:: ACTION ITEM ::
Filter out all lines without the word "eActivity" from the data below, please, and copy the rest.

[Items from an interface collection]
---*---

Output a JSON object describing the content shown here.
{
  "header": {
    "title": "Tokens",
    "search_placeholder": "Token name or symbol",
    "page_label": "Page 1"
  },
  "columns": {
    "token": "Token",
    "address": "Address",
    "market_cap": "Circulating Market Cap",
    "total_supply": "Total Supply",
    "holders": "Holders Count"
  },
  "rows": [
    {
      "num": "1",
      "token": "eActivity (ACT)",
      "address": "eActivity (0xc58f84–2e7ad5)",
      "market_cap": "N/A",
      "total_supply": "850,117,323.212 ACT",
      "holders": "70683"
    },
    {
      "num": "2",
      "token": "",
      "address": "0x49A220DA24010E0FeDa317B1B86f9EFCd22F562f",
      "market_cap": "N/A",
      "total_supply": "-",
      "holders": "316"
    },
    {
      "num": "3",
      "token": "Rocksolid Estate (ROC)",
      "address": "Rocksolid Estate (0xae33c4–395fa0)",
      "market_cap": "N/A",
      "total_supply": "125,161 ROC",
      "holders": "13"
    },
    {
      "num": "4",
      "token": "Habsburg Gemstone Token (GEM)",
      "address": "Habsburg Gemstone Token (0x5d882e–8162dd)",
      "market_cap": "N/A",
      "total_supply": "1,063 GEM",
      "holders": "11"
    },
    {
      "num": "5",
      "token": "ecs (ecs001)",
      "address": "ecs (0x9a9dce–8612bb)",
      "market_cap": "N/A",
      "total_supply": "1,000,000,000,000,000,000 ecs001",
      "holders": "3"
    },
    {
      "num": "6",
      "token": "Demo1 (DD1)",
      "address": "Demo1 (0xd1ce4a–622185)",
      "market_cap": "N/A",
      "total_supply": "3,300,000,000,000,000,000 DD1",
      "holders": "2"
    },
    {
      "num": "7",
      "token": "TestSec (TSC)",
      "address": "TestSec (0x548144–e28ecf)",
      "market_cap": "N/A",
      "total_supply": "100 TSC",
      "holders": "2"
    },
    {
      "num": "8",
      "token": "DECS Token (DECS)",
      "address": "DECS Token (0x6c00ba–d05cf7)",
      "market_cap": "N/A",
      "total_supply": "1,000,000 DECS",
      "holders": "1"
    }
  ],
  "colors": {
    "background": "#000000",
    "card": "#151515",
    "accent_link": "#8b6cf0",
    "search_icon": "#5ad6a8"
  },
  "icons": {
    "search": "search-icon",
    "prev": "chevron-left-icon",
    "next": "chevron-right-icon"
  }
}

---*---

:: WRITTEN RESPONSE ::
      "token": "eActivity (ACT)",
      "address": "eActivity (0xc58f84–2e7ad5)",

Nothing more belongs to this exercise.